━━━ Material shown ━━━

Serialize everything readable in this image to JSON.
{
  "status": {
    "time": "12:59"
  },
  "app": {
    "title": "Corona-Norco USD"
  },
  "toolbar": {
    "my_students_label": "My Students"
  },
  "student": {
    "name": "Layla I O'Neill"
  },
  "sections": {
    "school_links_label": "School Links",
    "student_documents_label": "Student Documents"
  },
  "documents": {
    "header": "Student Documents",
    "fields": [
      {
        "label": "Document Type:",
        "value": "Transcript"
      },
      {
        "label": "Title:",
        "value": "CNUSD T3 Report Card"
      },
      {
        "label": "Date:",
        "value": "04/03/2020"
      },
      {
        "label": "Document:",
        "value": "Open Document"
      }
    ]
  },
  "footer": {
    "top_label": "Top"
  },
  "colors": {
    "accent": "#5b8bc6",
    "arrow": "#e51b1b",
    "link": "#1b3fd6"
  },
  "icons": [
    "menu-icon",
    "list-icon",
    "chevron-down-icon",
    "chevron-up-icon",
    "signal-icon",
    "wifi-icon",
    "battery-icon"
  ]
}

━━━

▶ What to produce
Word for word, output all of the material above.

▶ Solution below
Serialize everything readable in this image to JSON.
{
  "status": {
    "time": "12:59"
  },
  "app": {
    "title": "Corona-Norco USD"
  },
  "toolbar": {
    "my_students_label": "My Students"
  },
  "student": {
    "name": "Layla I O'Neill"
  },
  "sections": {
    "school_links_label": "School Links",
    "student_documents_label": "Student Documents"
  },
  "documents": {
    "header": "Student Documents",
    "fields": [
      {
        "label": "Document Type:",
        "value": "Transcript"
      },
      {
        "label": "Title:",
        "value": "CNUSD T3 Report Card"
      },
      {
        "label": "Date:",
        "value": "04/03/2020"
      },
      {
        "label": "Document:",
        "value": "Open Document"
      }
    ]
  },
  "footer": {
    "top_label": "Top"
  },
  "colors": {
    "accent": "#5b8bc6",
    "arrow": "#e51b1b",
    "link": "#1b3fd6"
  },
  "icons": [
    "menu-icon",
    "list-icon",
    "chevron-down-icon",
    "chevron-up-icon",
    "signal-icon",
    "wifi-icon",
    "battery-icon"
  ]
}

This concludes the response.